Almost 200 people attended the sell-out event to launch the St Petrocs campaign “Let’s End Street Homelessness in Cornwall” at the Alverton Hotel in Truro on Tuesday 30th October 2018 hosted by BBC journalist Donna Birrell.
Guests comprised of St Petrocs clients, volunteers and staff, Lord Lieutenant Colonel Bolitho, Chairman of Cornwall Council Mary May, St Petrocs Patrons Lord and Lady St Levan who all performed readings of poetry written by St Petrocs clients.
The 40 strong Falmouth Community Gospel Choir brought the event to a close with energetic music and an uplifting message of “hopefulness in hopelessness and homelessness”.
The campaign continues throughout the winter focusing on poetry as a way to engage people with the cause. Poetry being the focus as it enables people to express themselves, their feelings and emotions.
There will be a ‘Poem of the Week’ broadcast on St Petrocs social media channels where poems about homelessness will be performed by people of note, some from Cornwall and some from beyond. There are known actors and authors who are reading poems to support the campaign to end street homelessness in Cornwall.
Figures released earlier this year saw Cornwall drop from third to tenth in the statistics ranking local authorities with the highest number of rough sleepers in England. The county had the greatest decrease of rough sleepers in England, from 99 to 68, bucking the national trend.
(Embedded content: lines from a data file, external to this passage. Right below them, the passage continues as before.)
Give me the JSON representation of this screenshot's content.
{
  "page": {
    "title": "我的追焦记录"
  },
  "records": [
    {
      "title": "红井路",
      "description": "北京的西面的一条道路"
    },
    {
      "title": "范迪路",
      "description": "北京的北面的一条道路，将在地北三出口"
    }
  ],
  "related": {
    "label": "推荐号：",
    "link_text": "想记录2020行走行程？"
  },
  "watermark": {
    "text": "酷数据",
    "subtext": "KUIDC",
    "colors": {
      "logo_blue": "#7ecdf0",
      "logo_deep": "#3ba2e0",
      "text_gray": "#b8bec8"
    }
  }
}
Donna Birrell of BBC Radio Cornwall said “Going out on to the street, nurturing, caring, extending a hand which is what St Petrocs is all about. It’s reaching out saying ‘each and every one of us, wherever we have come from in our lives, we are human beings. We start and end at the same point and what we do in the middle will define us and each other.”
Steve Ellis CEO of St Petrocs said “This campaign is about trying to give everybody a voice, and perhaps more importantly, making sure every person is heard and listened to.”
“This campaign is about trying to give everybody a voice, and perhaps more importantly, making sure every person is heard and listened to.”
“At St Petrocs we quite frankly felt the numbers of people sleeping on the streets was shameful. We launched this campaign last year because we believed we had to do something practical to reverse the trend of the numbers of people continuing to go to the streets.”
“Last year Cornwall bucked the trend, we had a reduced figure of rough sleepers on a typical night down from 99 to 68, it was the highest reduction in the country. It proves we can make a difference and that our ambition to eradicate people sleeping on our streets is something achievable.”